■ Work instruction: Scan the records for the string "JSON"; copy each line where it occurs.

■ Recorded information:
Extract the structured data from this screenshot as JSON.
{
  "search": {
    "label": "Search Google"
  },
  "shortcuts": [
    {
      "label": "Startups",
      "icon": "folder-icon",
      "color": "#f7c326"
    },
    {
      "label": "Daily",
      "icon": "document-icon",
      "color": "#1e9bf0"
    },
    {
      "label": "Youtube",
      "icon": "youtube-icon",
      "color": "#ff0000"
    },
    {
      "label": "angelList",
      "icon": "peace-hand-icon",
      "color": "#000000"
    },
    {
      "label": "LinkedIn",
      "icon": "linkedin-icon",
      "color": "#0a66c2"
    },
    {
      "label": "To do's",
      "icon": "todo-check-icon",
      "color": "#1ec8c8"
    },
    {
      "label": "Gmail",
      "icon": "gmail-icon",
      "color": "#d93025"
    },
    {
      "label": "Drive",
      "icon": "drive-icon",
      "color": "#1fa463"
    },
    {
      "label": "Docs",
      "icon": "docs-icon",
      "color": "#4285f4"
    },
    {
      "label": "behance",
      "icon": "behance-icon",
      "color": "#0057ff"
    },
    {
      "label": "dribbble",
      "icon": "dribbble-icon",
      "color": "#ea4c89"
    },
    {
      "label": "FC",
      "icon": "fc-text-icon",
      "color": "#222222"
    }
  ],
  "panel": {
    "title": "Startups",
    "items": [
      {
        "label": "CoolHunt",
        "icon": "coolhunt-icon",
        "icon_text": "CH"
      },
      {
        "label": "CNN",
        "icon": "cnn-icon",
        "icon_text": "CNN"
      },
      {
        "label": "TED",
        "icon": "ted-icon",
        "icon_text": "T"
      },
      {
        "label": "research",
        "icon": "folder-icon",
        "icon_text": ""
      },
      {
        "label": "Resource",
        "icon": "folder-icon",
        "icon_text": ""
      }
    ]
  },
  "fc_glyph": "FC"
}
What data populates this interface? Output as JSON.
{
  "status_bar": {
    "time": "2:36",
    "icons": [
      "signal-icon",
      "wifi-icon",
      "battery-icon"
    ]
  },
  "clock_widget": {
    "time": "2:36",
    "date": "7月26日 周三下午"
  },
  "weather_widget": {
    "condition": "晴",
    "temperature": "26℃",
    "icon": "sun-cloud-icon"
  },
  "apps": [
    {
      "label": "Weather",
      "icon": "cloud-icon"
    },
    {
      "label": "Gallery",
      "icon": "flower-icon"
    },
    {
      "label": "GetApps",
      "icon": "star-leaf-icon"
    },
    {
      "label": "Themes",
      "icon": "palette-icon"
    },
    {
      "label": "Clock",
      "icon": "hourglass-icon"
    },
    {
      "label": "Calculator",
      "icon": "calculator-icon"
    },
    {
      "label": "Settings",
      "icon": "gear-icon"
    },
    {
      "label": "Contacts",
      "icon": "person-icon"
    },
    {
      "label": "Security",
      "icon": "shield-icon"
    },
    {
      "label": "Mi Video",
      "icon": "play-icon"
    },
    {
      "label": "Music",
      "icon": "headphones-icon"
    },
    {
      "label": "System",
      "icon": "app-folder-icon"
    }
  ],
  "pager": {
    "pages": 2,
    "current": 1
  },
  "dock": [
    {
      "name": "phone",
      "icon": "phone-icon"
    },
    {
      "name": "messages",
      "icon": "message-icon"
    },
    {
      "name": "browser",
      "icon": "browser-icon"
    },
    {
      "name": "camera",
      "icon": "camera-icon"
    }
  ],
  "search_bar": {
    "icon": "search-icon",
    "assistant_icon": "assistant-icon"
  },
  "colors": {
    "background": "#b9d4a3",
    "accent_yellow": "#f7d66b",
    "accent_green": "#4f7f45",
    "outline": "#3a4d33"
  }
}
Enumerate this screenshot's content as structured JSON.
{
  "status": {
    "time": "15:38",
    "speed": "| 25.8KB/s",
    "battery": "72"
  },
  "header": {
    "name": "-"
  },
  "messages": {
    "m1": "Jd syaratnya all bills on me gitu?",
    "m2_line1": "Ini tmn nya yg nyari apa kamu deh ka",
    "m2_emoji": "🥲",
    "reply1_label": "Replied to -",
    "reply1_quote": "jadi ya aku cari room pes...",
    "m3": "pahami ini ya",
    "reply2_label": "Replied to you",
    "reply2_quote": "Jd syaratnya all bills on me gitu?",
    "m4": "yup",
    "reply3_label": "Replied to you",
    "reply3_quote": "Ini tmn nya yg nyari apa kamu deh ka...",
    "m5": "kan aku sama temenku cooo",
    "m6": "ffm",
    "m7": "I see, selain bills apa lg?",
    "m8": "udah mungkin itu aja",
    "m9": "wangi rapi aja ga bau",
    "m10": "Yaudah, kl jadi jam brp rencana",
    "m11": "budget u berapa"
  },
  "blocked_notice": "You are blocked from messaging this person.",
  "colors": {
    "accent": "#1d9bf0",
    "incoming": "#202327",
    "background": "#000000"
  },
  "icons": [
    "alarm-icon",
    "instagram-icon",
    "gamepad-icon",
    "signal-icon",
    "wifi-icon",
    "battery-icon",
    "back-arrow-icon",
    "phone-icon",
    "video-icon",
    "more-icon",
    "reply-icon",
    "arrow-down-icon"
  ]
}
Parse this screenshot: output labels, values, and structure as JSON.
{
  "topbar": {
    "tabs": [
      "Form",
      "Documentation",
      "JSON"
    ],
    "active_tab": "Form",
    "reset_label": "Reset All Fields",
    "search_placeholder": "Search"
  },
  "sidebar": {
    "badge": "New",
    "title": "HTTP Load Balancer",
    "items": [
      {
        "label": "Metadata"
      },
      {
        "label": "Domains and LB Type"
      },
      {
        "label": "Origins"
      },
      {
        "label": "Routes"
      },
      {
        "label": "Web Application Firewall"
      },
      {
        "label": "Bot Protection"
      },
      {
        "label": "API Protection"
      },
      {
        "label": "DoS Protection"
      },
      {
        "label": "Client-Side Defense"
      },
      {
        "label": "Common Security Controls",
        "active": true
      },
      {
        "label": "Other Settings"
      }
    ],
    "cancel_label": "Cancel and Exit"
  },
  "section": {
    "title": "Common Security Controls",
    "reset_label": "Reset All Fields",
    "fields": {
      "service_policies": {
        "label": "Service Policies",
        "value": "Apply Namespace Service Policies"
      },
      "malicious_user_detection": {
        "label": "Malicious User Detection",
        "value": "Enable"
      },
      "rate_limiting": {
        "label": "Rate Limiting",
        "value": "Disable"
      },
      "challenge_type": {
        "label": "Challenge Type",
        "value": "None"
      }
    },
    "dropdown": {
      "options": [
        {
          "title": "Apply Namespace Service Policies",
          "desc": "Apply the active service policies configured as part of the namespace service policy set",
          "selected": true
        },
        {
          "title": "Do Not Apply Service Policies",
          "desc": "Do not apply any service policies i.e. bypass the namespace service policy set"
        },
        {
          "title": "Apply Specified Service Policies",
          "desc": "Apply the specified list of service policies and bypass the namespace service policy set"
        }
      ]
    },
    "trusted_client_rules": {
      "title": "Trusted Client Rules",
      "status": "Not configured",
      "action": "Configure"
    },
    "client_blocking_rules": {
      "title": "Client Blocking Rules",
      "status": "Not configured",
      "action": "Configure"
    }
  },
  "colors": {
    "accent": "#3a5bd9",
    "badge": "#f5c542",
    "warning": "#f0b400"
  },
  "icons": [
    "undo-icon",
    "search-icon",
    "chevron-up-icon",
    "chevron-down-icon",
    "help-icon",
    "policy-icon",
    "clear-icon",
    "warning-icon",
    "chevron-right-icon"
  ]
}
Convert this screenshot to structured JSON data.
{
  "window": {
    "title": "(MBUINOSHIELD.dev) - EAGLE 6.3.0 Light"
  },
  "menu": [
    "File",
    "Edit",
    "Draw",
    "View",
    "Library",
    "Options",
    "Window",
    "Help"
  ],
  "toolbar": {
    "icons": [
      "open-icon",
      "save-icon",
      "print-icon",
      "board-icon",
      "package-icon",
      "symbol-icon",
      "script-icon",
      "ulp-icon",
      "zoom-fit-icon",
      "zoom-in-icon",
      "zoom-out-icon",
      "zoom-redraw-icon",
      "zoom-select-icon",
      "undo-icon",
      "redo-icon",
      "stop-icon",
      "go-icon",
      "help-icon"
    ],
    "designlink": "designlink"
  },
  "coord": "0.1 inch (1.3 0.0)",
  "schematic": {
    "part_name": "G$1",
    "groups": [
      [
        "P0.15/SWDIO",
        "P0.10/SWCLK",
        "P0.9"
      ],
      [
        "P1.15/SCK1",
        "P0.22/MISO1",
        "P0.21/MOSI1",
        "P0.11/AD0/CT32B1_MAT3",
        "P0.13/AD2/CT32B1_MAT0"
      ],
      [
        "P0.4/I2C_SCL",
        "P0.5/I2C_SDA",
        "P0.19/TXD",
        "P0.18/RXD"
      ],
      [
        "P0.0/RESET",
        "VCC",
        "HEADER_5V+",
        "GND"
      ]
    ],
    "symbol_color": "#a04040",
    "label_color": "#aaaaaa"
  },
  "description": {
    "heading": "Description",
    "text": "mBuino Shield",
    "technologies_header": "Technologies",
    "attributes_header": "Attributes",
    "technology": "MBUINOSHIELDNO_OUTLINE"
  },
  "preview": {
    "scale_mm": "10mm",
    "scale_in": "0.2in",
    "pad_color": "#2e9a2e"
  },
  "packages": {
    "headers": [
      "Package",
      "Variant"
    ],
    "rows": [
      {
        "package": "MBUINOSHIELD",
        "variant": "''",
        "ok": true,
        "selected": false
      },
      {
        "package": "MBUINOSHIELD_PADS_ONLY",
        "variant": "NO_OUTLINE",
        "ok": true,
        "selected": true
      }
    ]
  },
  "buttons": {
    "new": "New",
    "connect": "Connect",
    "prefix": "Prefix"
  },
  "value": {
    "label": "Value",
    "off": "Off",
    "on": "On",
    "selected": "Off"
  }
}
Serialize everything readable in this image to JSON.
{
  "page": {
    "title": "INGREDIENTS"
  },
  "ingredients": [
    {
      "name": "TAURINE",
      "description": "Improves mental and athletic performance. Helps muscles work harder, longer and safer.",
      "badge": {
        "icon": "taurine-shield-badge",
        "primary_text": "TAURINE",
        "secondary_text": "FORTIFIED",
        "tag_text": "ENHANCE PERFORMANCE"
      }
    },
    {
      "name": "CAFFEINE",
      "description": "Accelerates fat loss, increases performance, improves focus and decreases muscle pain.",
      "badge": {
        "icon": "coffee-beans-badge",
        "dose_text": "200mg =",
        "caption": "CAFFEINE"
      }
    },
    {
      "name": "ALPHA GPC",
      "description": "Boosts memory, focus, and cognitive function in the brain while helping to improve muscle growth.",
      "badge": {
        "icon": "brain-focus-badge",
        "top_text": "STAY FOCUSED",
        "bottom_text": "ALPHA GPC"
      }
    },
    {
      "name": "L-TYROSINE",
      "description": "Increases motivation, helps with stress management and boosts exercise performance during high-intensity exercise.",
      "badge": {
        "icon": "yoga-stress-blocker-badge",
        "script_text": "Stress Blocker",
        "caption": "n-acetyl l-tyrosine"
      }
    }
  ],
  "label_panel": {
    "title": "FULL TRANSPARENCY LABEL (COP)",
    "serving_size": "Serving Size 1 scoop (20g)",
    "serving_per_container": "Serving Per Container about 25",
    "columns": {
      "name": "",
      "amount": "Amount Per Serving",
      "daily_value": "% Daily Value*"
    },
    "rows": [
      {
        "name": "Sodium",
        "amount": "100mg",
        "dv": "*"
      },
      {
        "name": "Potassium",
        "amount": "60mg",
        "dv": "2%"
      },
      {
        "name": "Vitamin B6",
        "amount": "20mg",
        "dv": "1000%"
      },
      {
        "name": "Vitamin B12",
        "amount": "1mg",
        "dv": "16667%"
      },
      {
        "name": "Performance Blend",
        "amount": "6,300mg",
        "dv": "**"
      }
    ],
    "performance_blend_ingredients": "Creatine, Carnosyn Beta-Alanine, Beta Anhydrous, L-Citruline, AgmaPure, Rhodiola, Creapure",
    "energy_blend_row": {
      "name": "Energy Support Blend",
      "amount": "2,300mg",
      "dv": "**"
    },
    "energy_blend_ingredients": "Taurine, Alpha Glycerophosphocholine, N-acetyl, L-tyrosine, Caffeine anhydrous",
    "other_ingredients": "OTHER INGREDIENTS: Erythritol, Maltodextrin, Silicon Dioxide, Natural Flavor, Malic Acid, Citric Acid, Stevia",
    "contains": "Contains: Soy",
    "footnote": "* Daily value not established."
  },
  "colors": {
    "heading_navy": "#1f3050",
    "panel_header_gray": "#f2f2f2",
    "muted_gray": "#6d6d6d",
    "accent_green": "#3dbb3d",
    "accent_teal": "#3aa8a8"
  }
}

■ Output:
Extract the structured data from this screenshot as JSON.
What data populates this interface? Output as JSON.
Enumerate this screenshot's content as structured JSON.
Parse this screenshot: output labels, values, and structure as JSON.
      "JSON"
Convert this screenshot to structured JSON data.
Serialize everything readable in this image to JSON.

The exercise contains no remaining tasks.